illogic of the remark, France seems already bent on selling weapons
to China. According to E.U. statistics, European countries
interpret the embargo ever more loosely. In 2001, E.U. countries
issued licenses for about $81 million worth of arms exports to
China. In 2003, that number increased six-fold to $555 million,
with exports from France accounting for over one-third at $222
- The E.U. is in
the process of strengthening the existing "Code of Conduct."
This process would result in an even tighter arms sales regime.
Yet, the "Code of Conduct" remains a work in progress, as does the
so-called "tool box" which is supposed to codify China-specific
arms policies. Nor is there any indication that the E.U. truly
intends that a code and "tool box" will be in place and enforceable
by the time the embargo is dropped.
Europe says it will not give up the embargo "for free."
The E.U. will insist that Beijing make certain "commitments" to
improve its human rights behavior such as freeing the Tiananmen
prisoners, abolishing the death penalty, suspending extra-judicial
"re-education through labor" sentences, and continuing the
E.U.-China "human rights dialogue". Yet, following the E.U.-China
Summit in Brussels on December 8, E.U. officials hinted that China
needed to take "concrete steps" in human rights to help justify
easing the embargo. As early as the following week, Beijing's
"concrete steps" included ordering the arrest of a prominent
Protestant pastor in Zhengzhou. Since then, police have
detained three dissident writers, arrested a Catholic bishop and
several other human rights activists and journalists. The post-E.U.
crackdown on intellectuals intensified after the mid-January death
of former Premier Zhao Ziyang who was purged in 1989 for supporting
the democracy movement-certainly a sign that freeing the Tiananmen
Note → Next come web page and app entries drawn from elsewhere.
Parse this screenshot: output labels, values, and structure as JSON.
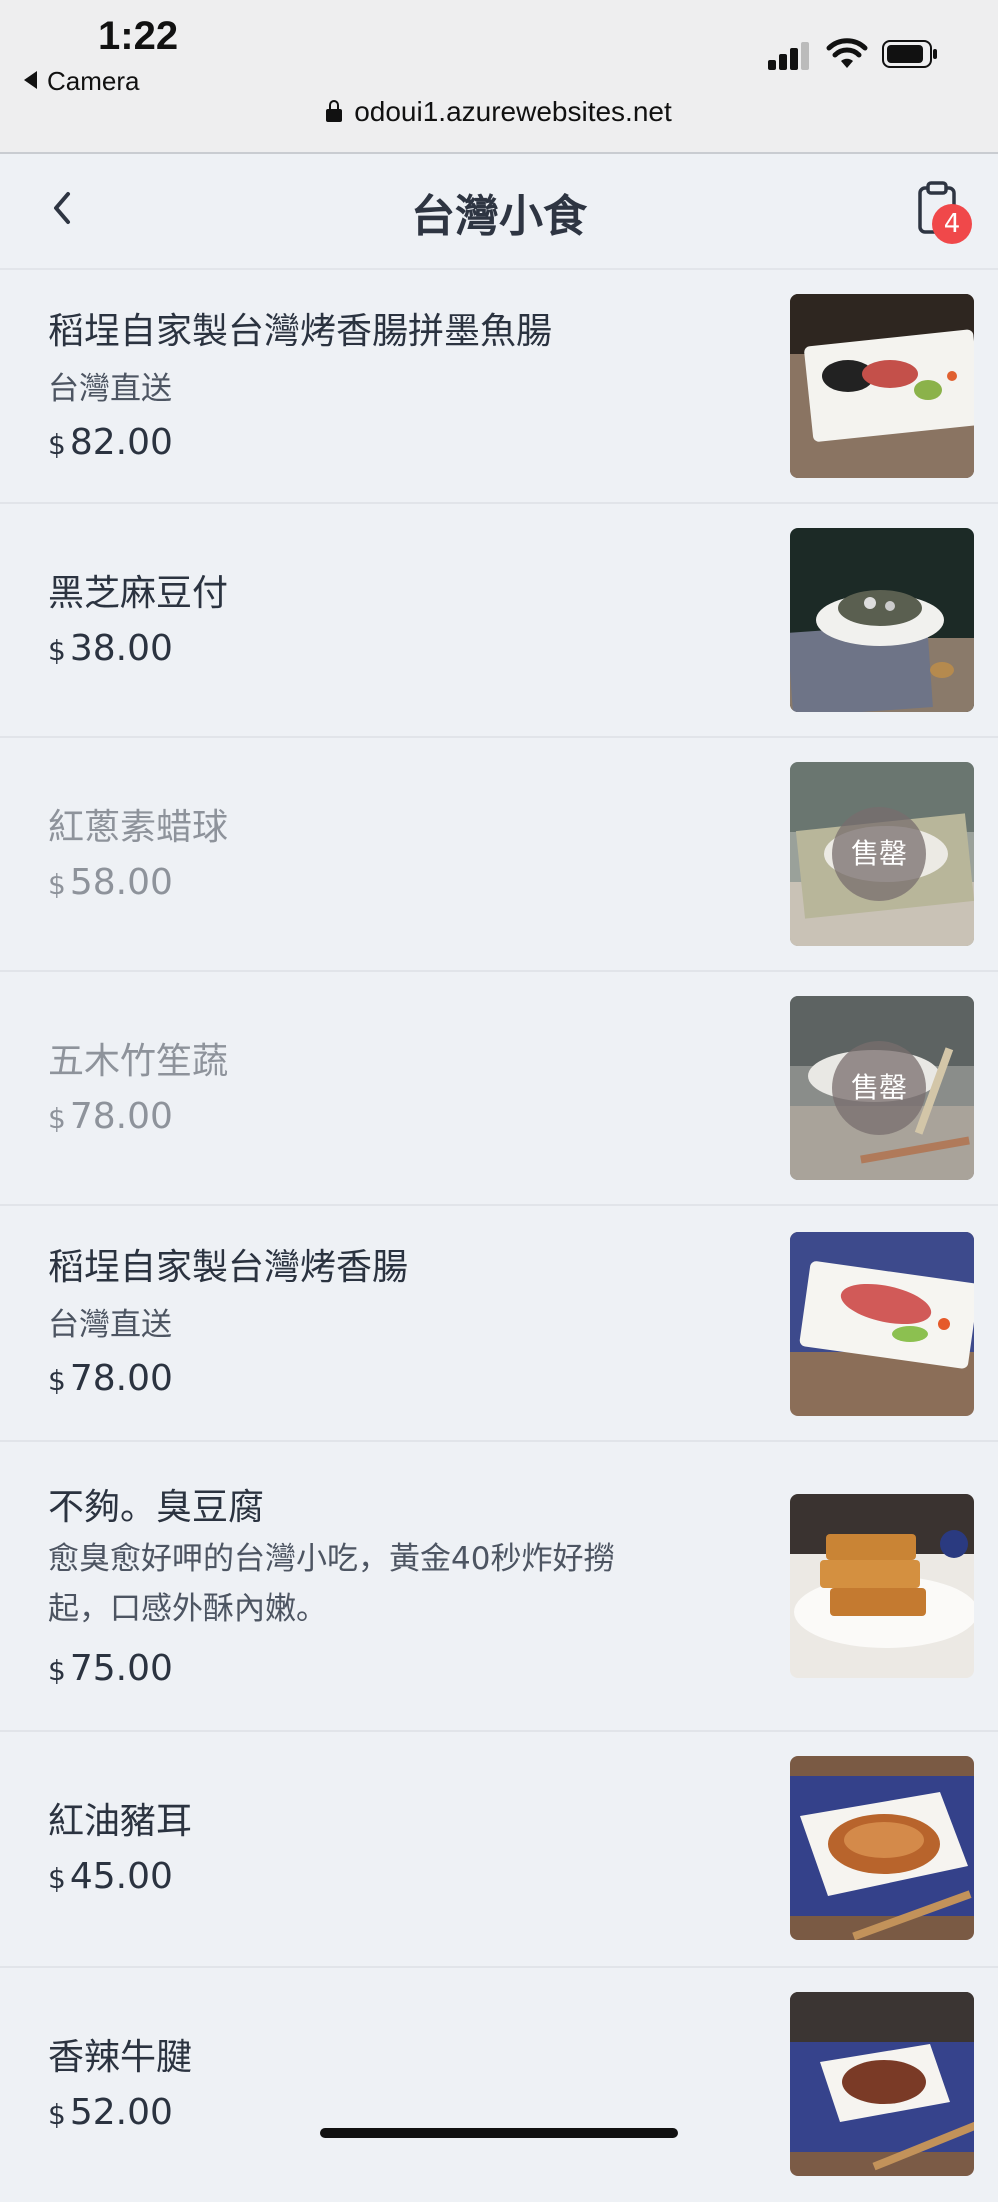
{
  "status": {
    "time": "1:22",
    "back_app": "Camera",
    "url": "odoui1.azurewebsites.net"
  },
  "header": {
    "title": "台灣小食",
    "cart_count": "4"
  },
  "currency": "$",
  "items": [
    {
      "name": "稻埕自家製台灣烤香腸拼墨魚腸",
      "desc": "台灣直送",
      "price": "82.00",
      "sold_out": ""
    },
    {
      "name": "黑芝麻豆付",
      "desc": "",
      "price": "38.00",
      "sold_out": ""
    },
    {
      "name": "紅蔥素蜡球",
      "desc": "",
      "price": "58.00",
      "sold_out": "售罄"
    },
    {
      "name": "五木竹笙蔬",
      "desc": "",
      "price": "78.00",
      "sold_out": "售罄"
    },
    {
      "name": "稻埕自家製台灣烤香腸",
      "desc": "台灣直送",
      "price": "78.00",
      "sold_out": ""
    },
    {
      "name": "不夠。臭豆腐",
      "desc_lines": [
        "愈臭愈好呷的台灣小吃，黃金40秒炸好撈",
        "起，口感外酥內嫩。"
      ],
      "price": "75.00",
      "sold_out": ""
    },
    {
      "name": "紅油豬耳",
      "desc": "",
      "price": "45.00",
      "sold_out": ""
    },
    {
      "name": "香辣牛腱",
      "desc": "",
      "price": "52.00",
      "sold_out": ""
    }
  ]
}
prisoners will not happen anytime soon. Moreover, on March 14,
Premier Wen Jiabao told China's parliament that China "cannot"
abolish the death penalty due to the country's "national
conditions." Thus, it is painfully obvious that the E.U. will get
precisely nothing, other than additional commercial contracts, in
return for lifting the ban.
European public opinion and mass media strongly oppose lifting the
arms ban on China. If the European diplomats in Washington this
week are not willing to heed American counsel, their administration
and congressional interlocutors should suggest that they at least
listen to their own citizens. After all, the European Union's
members are still democracies.
John J. Tkacik,
Jr., is Research Fellow in China Policy in the Asian Studies Center
at The Heritage Foundation.